from Indian call centres has been exposed by an undercover
BBC News investigation.
Reporters posing as fraudsters bought UK names, addresses and valid
credit card details from a Delhi-based man.
The seller denied any wrongdoing and Symantec corporation, from
whom three victims bought a product via a call centre, called the
Undercover met the broker, Saurabh Sachar in a Delhi coffee shop
Card fraud totalled Â£609m during 2008, according to
payments group Apacs.
Symantec said it requires rigorous security measures of any third-party
call centre agents and it believed the breach had been limited to
a single agent.
The BBC team went to India on a tip off after being put in touch
with a man offering to sell stolen credit and debit card details.
Two undercover reporters met the broker in a Delhi coffee shop
for an encounter that was filmed secretly.
He told the pair he could supply them with hundreds of credit
and debit card details each week at a cost of $10 dollars a card.
After the reporters agreed to initially buy the details of 50 cards,
the man handed over a list of 14. He said the remainder would be
sent later by e-mail.
The man claimed some of the numbers had been obtained from call
centres handling mobile phone sales, or payments for phone bills.
Nearly all of the names, addresses and post codes sold to the undercover
team were valid. But most of the numbers attached to them were invalid
- often out by a single digit.
However, about one in seven of the numbers purchased were valid
- active cards still in use by UK customers. Their owners could
have been subjected to fraud if these cards had fallen into the
hands of criminals.
The BBC team contacted the owners of these cards and warned them
that their details were now being bought and sold in India.
Three of those customers had, within hours of each other, bought
a computer software package by giving their credit card details
to a call centre over the phone.
Within hours of making the purchase, their details were fraudulently
sent on to the reporters.
One of the victims said he was "disturbed" at what had
The software was made by Norton, which is part of the Symantec
Symantec, which launched an investigation after being informed
of the the undercover probe, said the leak had come from a single
source which has now been removed.
In a statement it said: "We are investigating how this incident
happened and will take any appropriate steps to address any opportunities
for improvement in our processes.
"We have engaged with the local law enforcement officials
in India and will cooperate fully with that investigation. We are
in the process of reviewing all possible options to manage this
third party call centre, including moving away from it."
A spokeswoman stressed that "rigorous security measures"
are put in place at call centres.
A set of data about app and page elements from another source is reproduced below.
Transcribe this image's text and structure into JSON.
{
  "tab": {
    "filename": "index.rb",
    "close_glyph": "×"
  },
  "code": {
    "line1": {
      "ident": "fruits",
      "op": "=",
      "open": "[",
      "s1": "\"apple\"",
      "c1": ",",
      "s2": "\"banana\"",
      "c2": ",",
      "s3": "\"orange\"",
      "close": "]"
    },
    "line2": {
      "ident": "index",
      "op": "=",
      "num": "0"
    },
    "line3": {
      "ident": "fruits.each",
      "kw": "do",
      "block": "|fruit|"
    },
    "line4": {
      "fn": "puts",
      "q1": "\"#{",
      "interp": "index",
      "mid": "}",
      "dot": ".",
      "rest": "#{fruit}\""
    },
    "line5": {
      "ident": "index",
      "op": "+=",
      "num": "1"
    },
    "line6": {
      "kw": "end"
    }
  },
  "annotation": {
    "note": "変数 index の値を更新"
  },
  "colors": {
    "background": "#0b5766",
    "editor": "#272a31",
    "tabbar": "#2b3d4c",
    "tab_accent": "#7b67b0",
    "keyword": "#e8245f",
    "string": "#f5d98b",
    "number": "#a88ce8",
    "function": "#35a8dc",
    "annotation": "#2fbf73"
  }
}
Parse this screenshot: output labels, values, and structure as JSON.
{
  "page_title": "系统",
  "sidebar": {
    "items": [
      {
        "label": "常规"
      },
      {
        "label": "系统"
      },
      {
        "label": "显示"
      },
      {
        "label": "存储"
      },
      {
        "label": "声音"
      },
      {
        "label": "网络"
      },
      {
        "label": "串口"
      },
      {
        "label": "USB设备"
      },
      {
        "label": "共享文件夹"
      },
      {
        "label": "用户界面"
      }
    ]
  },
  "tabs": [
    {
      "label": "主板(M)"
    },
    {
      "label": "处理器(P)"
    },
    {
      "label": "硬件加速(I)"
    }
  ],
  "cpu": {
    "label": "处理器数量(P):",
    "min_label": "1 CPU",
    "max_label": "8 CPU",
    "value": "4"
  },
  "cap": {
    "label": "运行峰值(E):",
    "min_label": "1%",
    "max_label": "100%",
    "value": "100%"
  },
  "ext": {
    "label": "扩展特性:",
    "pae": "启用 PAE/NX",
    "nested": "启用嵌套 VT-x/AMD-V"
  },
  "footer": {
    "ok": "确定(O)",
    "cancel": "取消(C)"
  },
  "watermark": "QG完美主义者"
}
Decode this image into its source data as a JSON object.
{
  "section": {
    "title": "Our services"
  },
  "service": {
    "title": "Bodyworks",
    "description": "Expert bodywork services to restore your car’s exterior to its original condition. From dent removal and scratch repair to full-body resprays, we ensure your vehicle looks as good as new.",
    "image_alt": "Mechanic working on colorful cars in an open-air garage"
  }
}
For example, staff are not allowed
to take electronic devices, memory sticks, pens or pencils to their
desks. Internet and email access is also banned.
Saurabh Sachar, the seller, denied any wrongdoing or illegal activity.
When told that he had been filmed taking money from undercover
reporters, he said they had borrowed that money from him and were
paying it back.
He said the piece of paper handed over to undercover reporters
contained "some directions" and a " kind of balance
And, when accused of providing credit card details he said they
were "not correct". Mr Sachar also denied sending more
details by e-mail.
Credit and debit card fraud cost the UK banking industry Â£609
million in 2008 - a rise of 14% on 2007.
Much of that fraud comes from transactions where the card is not
physically present, such as telephone or internet sales.
The UK and the EU have stringent Data Protection laws. India has
recently tightened up its ruled government the use of Information
technology, but it has no data protection legislation.
"India is only paying lip service to data protection,"
the Data Protection lawyer Pavan Duggal told BBC News.
"We don't yet have a dedicated legislation on data protection.
Until such times as India comes across with strong stringent provisions
on data security we will have instances like this keep on happening."
The huge expansion in credit card use in recent years has produced
a new kind of fraudster - one that will try to exploit any opportunity
to reach into almost any credit or debit account that is used to
make telephone purchases.